There also will be ground floor retail/commercial space and two basement levels for vehicles and bicycles, bringing the Gross Floor Area to around 20,000sqm.  

The jury was impressed by Architectus’ contemporary interpretation of the site’s semi-industrial history, which includes a large open air courtyard and a purpose-built pedestrian laneway running from Harris Street through to Bulwara Road.

An innovative feature is a series of vertical masonry ventilation pipes which draw hot air in from the courtyard and expel it naturally, helping cool the building and allowing it to ‘breathe’. 

The Director of Urban Design and Planning with Architectus, Michael Harrison, said his firm had previously been engaged by a group of local residents who had been initially concerned that a new building on such a prominent site could impact their amenity.

“Armed with this knowledge we believe our scheme reflects many of their wishes for a development that doesn’t overpower the neighbourhood nor compromise their privacy, and which minimises the chance of overshadowing their properties,” Mr Harrison said.

“It’s a complex in-fill site flanked by historic terraces and a large community centre so we deduced early on that to best integrate with its surroundings the solution was for a group of buildings set around a courtyard rather than one amorphous structure.”

Architectus’ Design Architect, Brendan Randles added: “An important element is the creation of a number of ‘slots’ and walkways into the development that allow passers-by to see in, and residents to look out, and which brings light and sunshine into the courtyard.” 

The architecture is a blend of traditional forms and modern detail, comprising contemporary elements and traditional craftsmanship.
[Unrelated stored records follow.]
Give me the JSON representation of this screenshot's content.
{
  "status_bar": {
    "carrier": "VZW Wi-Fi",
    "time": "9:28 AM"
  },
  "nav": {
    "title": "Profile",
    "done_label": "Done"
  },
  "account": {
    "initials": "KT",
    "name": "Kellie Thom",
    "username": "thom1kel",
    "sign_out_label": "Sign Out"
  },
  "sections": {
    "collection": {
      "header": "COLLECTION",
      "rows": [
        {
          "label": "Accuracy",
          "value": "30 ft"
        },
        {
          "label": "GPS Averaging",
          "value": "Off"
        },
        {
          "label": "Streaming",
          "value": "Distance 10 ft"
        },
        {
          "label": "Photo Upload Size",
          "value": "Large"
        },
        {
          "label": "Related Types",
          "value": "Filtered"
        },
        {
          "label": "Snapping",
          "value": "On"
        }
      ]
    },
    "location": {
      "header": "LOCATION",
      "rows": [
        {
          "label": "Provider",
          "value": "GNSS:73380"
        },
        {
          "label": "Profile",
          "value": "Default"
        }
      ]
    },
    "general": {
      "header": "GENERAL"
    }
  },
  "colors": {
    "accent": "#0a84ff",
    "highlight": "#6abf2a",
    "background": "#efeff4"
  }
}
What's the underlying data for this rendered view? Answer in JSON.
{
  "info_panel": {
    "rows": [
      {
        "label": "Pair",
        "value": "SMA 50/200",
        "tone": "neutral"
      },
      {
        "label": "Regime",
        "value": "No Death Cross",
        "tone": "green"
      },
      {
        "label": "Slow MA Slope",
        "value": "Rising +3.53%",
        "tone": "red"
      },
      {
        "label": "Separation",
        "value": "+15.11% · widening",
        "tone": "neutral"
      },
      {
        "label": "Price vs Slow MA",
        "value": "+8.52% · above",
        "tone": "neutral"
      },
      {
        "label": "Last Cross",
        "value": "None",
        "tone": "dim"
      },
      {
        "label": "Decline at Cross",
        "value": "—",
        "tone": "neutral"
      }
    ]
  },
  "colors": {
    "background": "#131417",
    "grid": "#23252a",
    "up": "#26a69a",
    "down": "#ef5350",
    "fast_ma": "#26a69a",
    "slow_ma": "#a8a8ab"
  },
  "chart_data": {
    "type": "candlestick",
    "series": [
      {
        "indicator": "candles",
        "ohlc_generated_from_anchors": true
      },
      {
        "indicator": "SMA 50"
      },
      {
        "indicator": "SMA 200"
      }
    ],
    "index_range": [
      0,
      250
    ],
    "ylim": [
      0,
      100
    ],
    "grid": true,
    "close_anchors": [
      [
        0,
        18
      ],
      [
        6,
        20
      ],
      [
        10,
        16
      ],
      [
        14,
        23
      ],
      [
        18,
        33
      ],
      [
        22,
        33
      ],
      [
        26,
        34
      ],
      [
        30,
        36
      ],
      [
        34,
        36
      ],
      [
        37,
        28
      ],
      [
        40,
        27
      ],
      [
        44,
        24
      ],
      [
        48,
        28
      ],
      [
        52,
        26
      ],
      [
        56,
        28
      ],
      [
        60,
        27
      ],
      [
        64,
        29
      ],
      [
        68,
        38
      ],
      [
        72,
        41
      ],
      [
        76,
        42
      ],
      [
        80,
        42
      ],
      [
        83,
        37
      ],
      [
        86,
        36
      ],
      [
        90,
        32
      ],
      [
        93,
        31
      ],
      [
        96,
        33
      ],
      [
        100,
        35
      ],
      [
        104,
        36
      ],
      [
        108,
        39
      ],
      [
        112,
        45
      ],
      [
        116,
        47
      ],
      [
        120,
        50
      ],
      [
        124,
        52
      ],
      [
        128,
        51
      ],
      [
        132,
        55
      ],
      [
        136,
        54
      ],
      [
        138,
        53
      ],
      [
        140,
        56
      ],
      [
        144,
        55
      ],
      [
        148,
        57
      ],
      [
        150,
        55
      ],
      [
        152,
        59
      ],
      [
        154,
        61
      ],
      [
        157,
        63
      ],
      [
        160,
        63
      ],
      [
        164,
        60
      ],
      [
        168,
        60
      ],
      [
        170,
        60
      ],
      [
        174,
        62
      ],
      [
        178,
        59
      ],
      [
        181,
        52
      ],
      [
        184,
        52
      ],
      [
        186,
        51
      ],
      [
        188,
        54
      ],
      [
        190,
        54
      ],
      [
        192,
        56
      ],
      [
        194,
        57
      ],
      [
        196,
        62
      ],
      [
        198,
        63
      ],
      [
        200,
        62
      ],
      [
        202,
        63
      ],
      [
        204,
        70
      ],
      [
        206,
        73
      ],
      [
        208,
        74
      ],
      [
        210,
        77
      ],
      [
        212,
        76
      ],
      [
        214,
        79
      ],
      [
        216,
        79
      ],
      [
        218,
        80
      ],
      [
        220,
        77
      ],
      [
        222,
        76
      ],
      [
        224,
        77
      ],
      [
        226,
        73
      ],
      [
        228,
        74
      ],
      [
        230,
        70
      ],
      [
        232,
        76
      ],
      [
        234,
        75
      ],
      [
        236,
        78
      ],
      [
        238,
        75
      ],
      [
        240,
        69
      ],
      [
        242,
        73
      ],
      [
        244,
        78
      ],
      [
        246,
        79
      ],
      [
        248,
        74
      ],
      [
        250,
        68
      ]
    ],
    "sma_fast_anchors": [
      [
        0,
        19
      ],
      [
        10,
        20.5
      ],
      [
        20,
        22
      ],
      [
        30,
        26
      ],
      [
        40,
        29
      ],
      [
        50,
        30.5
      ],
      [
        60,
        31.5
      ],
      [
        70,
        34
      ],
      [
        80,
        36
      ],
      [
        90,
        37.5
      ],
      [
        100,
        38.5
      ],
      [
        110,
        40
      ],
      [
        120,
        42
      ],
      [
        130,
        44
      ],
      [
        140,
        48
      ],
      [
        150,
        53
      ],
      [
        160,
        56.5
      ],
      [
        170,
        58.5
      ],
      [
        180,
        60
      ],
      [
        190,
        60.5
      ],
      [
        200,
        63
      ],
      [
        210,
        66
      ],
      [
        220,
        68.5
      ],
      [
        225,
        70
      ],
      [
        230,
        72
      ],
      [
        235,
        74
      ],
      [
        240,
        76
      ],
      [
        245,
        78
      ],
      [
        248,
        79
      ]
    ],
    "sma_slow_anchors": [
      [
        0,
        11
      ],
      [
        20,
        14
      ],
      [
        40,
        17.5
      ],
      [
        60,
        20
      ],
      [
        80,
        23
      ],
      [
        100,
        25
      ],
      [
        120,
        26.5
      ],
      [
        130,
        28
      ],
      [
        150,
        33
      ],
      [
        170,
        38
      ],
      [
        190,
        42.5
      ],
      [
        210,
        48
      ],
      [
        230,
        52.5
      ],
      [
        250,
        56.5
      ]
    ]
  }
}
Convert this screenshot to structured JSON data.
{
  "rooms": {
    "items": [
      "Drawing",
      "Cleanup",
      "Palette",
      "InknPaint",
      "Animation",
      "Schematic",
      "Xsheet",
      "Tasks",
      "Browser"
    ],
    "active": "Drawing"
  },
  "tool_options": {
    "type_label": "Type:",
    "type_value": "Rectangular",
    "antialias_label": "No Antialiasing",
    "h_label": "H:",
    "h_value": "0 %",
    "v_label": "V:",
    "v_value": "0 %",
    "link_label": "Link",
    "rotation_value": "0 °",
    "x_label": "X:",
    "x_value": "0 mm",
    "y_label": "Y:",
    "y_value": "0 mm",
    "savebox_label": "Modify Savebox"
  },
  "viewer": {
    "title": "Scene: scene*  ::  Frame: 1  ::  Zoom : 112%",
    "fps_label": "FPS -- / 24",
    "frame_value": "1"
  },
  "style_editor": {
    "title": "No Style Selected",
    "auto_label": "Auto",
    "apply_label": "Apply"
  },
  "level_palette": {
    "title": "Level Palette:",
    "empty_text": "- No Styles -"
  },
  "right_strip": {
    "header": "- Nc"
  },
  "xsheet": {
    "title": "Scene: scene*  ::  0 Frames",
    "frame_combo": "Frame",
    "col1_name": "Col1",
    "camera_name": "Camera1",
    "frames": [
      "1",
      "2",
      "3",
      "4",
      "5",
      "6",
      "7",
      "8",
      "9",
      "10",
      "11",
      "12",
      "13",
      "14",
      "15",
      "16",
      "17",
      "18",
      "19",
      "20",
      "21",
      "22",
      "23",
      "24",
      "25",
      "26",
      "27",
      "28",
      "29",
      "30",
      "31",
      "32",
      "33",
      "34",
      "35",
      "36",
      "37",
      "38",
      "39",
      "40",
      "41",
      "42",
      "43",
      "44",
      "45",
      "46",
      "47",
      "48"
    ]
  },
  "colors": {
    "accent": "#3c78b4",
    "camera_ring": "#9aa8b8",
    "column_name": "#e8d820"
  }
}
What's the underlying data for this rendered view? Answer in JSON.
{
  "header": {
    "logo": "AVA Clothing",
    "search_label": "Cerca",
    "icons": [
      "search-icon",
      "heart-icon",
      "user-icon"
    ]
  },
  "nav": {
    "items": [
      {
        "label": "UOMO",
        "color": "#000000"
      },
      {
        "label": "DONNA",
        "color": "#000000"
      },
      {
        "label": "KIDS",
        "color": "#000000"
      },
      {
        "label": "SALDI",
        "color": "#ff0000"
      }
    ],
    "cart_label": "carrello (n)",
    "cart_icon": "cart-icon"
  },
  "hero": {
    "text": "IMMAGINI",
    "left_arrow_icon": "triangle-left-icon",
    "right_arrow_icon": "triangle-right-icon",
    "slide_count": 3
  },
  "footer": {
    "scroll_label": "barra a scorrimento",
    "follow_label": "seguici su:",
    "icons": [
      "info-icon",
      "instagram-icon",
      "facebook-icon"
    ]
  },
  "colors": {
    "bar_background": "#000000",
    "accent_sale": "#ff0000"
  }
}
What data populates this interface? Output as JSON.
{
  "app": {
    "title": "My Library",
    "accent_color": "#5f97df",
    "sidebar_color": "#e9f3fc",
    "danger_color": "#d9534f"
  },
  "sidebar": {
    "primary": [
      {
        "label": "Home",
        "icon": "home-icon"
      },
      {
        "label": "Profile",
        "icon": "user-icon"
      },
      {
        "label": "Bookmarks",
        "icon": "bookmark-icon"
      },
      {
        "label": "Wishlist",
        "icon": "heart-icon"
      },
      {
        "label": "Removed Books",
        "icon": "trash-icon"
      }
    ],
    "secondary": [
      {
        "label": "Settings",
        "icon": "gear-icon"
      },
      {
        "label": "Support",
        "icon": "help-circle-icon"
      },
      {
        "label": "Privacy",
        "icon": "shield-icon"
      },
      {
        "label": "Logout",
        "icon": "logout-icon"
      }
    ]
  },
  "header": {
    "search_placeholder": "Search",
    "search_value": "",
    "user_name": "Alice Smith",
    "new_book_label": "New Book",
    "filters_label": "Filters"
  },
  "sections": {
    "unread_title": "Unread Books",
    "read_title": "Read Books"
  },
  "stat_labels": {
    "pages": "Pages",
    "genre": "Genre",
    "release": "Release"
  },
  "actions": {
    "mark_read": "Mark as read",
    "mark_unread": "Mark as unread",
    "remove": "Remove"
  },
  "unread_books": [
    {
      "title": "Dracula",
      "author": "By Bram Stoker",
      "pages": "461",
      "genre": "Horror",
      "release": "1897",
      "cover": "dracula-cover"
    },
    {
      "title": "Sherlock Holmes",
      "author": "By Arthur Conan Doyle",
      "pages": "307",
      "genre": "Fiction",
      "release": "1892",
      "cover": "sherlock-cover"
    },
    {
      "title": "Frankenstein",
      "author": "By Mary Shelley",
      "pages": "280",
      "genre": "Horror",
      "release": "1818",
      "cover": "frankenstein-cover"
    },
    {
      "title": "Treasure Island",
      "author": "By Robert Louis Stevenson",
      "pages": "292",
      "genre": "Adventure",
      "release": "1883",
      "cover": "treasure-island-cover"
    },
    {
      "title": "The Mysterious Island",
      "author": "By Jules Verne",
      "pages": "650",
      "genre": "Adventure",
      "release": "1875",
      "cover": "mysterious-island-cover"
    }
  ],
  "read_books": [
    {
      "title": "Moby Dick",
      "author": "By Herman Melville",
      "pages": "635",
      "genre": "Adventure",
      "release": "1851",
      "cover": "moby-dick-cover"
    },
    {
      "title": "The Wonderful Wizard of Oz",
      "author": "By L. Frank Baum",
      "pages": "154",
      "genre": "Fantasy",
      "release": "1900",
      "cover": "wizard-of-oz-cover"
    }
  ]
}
The lower levels of the building are brick to provide a solid look and feel in keeping with the former warehouses that once dotted Harris Street. By contrast, the upper levels seem to ‘float’ above the base – its linear form defined by metallic blade walls, silver-grey aluminium window frames and louvres, expanses of glass and recessed balconies. 

“There will be a variety of accommodation to cater for a range of occupants, from singles to families, including wide-fronted apartments and ‘through’ apartments with dual aspects,” said Mr Randles. “The terrace-style apartments along Bulwara Road and the new lane provide a visual and emotional ‘connection’ to the suburbs’ existing terraces.” 

The history of the Harris Street site is interesting. It was originally owned by the Harris family who were the dominant landowners in the area for more than a century. Bushells Tea purchased the site in 1938 and built a four-storey warehouse to store its produce.

In 1964 the newly founded Totalizator Agency Board (TAB) acquired the property as its headquarters and nerve centre for its betting business. In 2004 TAB was taken over by the Victorian-based wagering and media company Tabcorp, which 10 years later sold the property to Auswin TWT.

“We will be calling our project New Life/Ultimo,” said the General Manager of Auswin TWT, Stephen Fitzpatrick. “As its name implies, the development will help breathe new life into Ultimo on one of the suburb’s most important sites. 

“Our company is committed to art and architecture, and our residential living vision comes from a desire to provide open, flexible, creative living environments. Each of our developments must have a strong visual presence from street level and be inspired places in which to live and work.”


Auswin TWT has other major development sites at St Leonards in Sydney and Albert Park in Melbourne.